Endurance is clearly Sonia Sotomayor's first challenge in her confirmation hearings. Three hours of being spoken at, without showing emotion, is a test that few humans could endure. She looks like someone hearing a very long story from a person they don't know well about the sudden loss of a family pet.
Of course judges have a lot of practice reacting without emotion. But at least the lawyers in their courtrooms are speaking to the facts of the case. A lot of this talk from senators has been about characters not in evidence. Republicans talk about President Obama and the standards he applied to Justice Samuel Alito and Chief Justice John Roberts. They've also talked about Miguel Estrada, who never made it to the U.S. Court of Appeals for D.C. Democrats remind the audience how Roberts said he was going to call balls and strikes as a judge, then say that he turned into an activist once he became chief justice.
Both sides benefit from the narrative of Supreme Court as liberating crazy house where judges finally get to embrace the secret activism they've been kindling secretly in their hearts. Democrats say that's what Roberts did, and Republicans are saying that's what they fear Sotomayor will do. Sessions put it this way: "On the Supreme Court … checks on judicial power will be removed, and the judge's philosophy will be allowed to reach full bloom."
Round and round we go. Each side uses the other's arguments from previous confirmations. Orrin Hatch spoke at length about Obama's standard for nominating judges and made a persuasive case for applying those same standards in evaluating Sotomayor. The case won't stop her nomination, but any Republican wanting to vote against Sotomayor will no doubt quote from Obama extensively and have pretty good political cover. The fact that both sides can so easily trade arguments hardly reassures the public that there are fixed standards at work here.
I'm not that surprised by the GOP line of inquiry. It all seems inbounds to me. Republican senators haven't gone after Sotomayor's temperament. Lindsey Graham said he was going to, but didn't in his opening remarks. That seems an act of momentary reserve. Instead, the GOP has gone after her repeated remarks about a "wise Latina" making better decisions in gender and race discrimination cases, which is a problem for her. It's also a problem for the White House, which offered a very weak and arguably misleading account of her views on this.
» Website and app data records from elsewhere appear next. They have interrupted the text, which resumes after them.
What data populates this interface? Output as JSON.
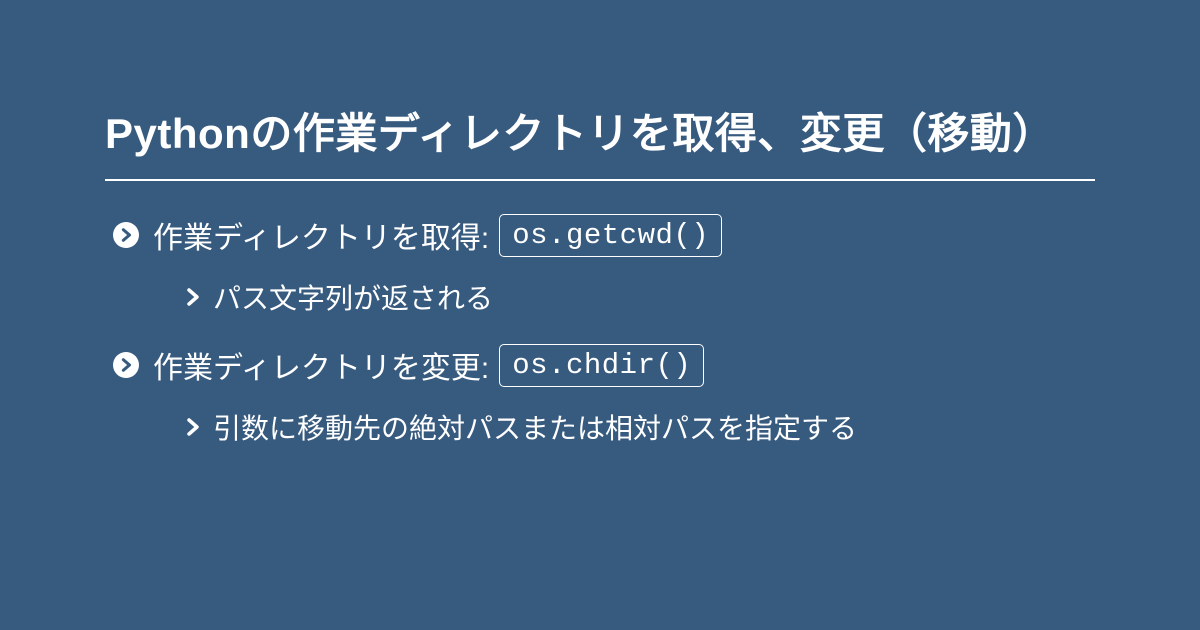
{
  "title": "Pythonの作業ディレクトリを取得、変更（移動）",
  "items": [
    {
      "label": "作業ディレクトリを取得:",
      "code": "os.getcwd()",
      "sub": "パス文字列が返される"
    },
    {
      "label": "作業ディレクトリを変更:",
      "code": "os.chdir()",
      "sub": "引数に移動先の絶対パスまたは相対パスを指定する"
    }
  ]
}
Republicans' other line of questioning, about whether she represents too much activism on the bench, seems like standard boilerplate. None of this seems like it's going to scratch the judge. My guess is that once the judge actually gets to speak, she'll sound in command and precise and look all the better for all the bloviating that came before her. As Graham told her in his opening statement, "Unless you have a complete meltdown, you're going to be confirmed."